Tag Archives: George Washington

Summer Reading (MTG): George Washington Spymaster


George Washington Spymaster: How the Americans Outspied the British and Won the Revolutionary War by Thomas B. Allen. Non-Fiction.

A non-fiction narrative that details the stories of the men and women who spied, for both sides, during the American Revolution, as well as the methods they used.

Themes/Content: American Revolution, George Washington, spies, codes, ciphers, non-fiction, primary sources,

Recommended for: Grades 5 and up, anyone interested in spies and spying, anyone interested in the American Revolution, anyone interested in codes and ciphers, using end notes and appendices

My Two Cents:  This was one of the top 5 books on my “Mind the Gap” list.  As I’ve said before, non-fiction is not my cup of tea… and now I know why.  (My apologies to the author.)  This book reads very much like a text book.  If you like that style of writing you’ll love this book.  There are a lot of facts, names, places, and dates dropped in each paragraph, but for me, not enough descriptive text to help me visualize what I was reading.  As a result everything just became jumbled in my head.  In my opinion, he includes an overabundance of parenthetical references and asides, to the point of distraction.  To add to my confusion the chapters were not necessarily chronological, which meant that I felt like I was in a time loop.  Again, I’m sure this is because of my reading style, but when I read a date or a name, I really needed to focus and concentrate to internalize it.

All of my prejudice aside, the subject matter is quite interesting.  Allen has hidden messages throughout the book and has more explanations on his website.  His well-researched volume includes several appendices, including a timeline, a glossary of spy terms, and Washington’s actual code, among others.  He also intersperses plenty of primary source material and utilizes end notes to explain some of the quotes and sources of information.

Similar/Paired Books from EHUE Library:

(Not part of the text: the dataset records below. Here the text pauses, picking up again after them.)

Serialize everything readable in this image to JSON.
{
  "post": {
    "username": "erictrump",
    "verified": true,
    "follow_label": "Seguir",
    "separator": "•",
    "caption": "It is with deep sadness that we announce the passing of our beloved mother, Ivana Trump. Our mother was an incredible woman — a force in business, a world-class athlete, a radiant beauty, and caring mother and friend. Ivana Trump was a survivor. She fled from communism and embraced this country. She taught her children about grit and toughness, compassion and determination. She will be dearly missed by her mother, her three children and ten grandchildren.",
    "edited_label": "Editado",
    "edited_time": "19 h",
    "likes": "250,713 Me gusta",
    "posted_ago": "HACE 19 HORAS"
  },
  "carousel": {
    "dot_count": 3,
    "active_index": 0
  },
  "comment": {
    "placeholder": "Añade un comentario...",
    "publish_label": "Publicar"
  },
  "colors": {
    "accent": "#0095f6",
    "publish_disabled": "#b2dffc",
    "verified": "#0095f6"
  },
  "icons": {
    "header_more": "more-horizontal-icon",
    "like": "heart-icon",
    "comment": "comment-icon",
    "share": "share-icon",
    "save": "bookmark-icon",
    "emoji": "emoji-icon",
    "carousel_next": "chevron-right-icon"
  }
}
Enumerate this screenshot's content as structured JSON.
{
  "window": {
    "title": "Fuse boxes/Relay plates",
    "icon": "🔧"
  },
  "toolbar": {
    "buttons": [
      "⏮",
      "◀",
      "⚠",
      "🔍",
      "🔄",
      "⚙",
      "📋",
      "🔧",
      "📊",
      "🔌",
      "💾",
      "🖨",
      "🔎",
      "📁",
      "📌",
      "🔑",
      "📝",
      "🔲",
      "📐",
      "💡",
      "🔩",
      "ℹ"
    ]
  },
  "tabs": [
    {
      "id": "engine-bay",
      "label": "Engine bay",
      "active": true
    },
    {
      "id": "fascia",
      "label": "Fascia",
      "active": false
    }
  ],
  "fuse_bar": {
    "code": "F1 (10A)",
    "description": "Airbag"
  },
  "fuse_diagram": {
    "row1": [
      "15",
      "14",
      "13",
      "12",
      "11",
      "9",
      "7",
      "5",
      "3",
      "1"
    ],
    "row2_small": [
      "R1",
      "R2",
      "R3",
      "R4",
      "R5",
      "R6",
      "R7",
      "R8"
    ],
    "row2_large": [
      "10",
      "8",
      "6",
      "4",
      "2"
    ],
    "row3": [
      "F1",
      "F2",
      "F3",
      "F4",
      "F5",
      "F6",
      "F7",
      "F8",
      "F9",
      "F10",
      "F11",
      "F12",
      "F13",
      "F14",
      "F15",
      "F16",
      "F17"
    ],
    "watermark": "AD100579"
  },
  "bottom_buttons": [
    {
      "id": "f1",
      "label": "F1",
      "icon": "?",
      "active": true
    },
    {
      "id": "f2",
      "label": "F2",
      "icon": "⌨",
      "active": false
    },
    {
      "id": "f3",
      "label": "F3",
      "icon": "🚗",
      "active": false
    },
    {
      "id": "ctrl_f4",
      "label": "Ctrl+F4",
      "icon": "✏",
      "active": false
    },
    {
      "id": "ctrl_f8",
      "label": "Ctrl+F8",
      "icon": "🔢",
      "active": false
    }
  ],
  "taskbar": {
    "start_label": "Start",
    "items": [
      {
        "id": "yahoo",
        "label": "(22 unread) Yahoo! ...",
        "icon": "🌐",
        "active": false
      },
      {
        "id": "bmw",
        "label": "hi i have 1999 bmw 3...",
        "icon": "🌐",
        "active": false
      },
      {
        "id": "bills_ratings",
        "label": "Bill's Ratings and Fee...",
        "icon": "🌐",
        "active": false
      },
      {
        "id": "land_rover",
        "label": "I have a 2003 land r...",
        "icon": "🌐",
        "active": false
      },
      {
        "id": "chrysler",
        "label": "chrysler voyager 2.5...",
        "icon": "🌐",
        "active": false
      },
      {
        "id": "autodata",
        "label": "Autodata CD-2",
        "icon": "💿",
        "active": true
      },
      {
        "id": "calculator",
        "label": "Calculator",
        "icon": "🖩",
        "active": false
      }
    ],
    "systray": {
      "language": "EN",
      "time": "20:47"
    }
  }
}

  • Adams, Simon. Code breakers : from hieroglyphs to hackers. London: DK, 2002. Print.
  • Anderson, Laurie H. Chains : seeds of America. New York: Simon & Schuster Books for Young Readers, 2008. Print.
  • Bell-Rehwoldt, Sheri. Speaking secret codes. Mankato, Minn.: Capstone Press, 2011. Print.
  • Blackwood, Gary L. Mysterious messages : a history of codes and ciphers. New York: Dutton Children’s Books, 2009. Print.
  • Bruchac, Joseph. Code Talker : a novel about the Navajo Marines of World War Two. New York: Dial Books, 2005. Print.
  • Gregory, Jillian. Breaking secret codes. Mankato, Minn.: Capstone Press, 2011. Print.
  • Griffin, Judith B. Phoebe the spy. New York: Scholastic, 1977. Print.
  • Hale, Nathan. One dead spy : the life, times, and last words of Nathan Hale, America’s most famous spy. New York: Amulet Books, 2012. Print.
  • Janeczko, Paul B. Top secret : a handbook of codes, ciphers, and secret writing. Cambridge, MA: Candlewick Press, 2004. Print.
  • Noble, Trinka H. The scarlet stockings spy. Chelsea, MI: Sleeping Bear Press, 2004. Print.
  • Paulsen, Gary. Woods runner. New York: Wendy Lamb Books, 2010. Print. Purcell, Martha S. Spies of the American Revolution. Logan, Iowa: Perfection Learning, 2003. Print.

Final Word(s): Good for the right audience (but not me) 😐

Inspired Idea: Secret Code Reviews


I just finished George Washington Spymaster by Thomas B. Allen (book review to follow soon.) The book is all about the spying and deception that took place during the American Revolution.  The author explains many ways in which spies for both the Patriots and the British created secret codes to mask messages.  One of the ways was the “book code.”  I’m already familiar with this type of code because I’ve watched National Treasure about seven million times.  (Remember the scene where Riley keeps paying the little boy to bring back the words?) The code uses three number which correspond to a specific page, line and word of a specific text.  For example:

35.3.1 = page 35, line 3, word 1

The person trying to decipher the word would need to know what book to use as a key, and have access to that book.  In my example the book is George Washington Spymaster and the corresponding word is… L_Y.  (I’ll let you figure out that one on your own!)  There were a few more guidelines that went along with this, but that’s the gist.

I started thinking about how it might be fun to have the students create their own coded messages.  After discussing the “book code,” the students could write reviews or summaries about a books that they have read.  They would then code the message using the book itself as the cipher.   As the process is a little cumbersome, it might be prudent to have them only create one or two sentences.  The code could be written on a sticky note and placed on the front flyleaf of the book so that others could try to figure out the message.  This could also be a center activity.  How can you see this activity panning out?